▸ Problem details: The answer must consist of every line from the entries that holds the word "rest".

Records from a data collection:

○ ○ ○ ○

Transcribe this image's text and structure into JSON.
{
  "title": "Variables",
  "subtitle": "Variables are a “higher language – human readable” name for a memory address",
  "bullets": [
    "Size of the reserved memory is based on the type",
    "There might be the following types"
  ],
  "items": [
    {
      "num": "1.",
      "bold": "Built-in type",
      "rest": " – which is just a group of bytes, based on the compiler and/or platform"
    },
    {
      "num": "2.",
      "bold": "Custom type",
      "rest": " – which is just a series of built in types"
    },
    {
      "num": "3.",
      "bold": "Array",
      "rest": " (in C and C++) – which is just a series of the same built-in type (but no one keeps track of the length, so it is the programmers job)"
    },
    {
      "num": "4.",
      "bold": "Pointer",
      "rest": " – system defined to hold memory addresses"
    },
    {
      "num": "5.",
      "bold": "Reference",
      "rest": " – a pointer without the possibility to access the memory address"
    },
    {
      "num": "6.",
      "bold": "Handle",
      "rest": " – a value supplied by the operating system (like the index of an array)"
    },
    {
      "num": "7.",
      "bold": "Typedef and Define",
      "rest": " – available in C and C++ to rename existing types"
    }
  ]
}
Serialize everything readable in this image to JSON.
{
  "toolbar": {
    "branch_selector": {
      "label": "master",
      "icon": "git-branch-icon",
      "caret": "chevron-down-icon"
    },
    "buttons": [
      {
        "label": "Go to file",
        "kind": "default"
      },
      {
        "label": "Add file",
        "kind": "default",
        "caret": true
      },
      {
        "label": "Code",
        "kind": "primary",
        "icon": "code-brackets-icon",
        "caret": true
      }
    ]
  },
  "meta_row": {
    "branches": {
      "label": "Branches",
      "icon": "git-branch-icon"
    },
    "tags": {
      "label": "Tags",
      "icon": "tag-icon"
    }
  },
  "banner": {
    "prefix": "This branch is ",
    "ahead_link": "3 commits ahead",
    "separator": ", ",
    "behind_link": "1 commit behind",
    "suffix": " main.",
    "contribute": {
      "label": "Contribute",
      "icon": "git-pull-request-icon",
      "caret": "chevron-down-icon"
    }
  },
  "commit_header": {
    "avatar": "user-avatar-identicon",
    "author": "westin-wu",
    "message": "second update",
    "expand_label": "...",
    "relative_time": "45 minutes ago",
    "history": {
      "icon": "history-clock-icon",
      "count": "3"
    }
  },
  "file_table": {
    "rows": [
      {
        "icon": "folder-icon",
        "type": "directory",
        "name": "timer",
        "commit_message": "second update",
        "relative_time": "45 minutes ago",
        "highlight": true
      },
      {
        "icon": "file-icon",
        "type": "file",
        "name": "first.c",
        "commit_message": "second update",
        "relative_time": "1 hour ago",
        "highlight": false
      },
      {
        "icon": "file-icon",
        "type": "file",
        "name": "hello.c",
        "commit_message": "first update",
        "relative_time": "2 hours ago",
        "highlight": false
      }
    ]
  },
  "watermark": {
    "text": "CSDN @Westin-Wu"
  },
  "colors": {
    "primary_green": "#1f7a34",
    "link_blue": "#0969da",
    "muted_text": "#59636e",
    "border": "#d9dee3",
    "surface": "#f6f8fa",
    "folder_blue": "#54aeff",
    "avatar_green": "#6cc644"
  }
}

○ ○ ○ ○

▸ Response below:
      "rest": " – which is just a group of bytes, based on the compiler and/or platform"
      "rest": " – which is just a series of built in types"
      "rest": " (in C and C++) – which is just a series of the same built-in type (but no one keeps track of the length, so it is the programmers job)"
      "rest": " – system defined to hold memory addresses"
      "rest": " – a pointer without the possibility to access the memory address"
      "rest": " – a value supplied by the operating system (like the index of an array)"
      "rest": " – available in C and C++ to rename existing types"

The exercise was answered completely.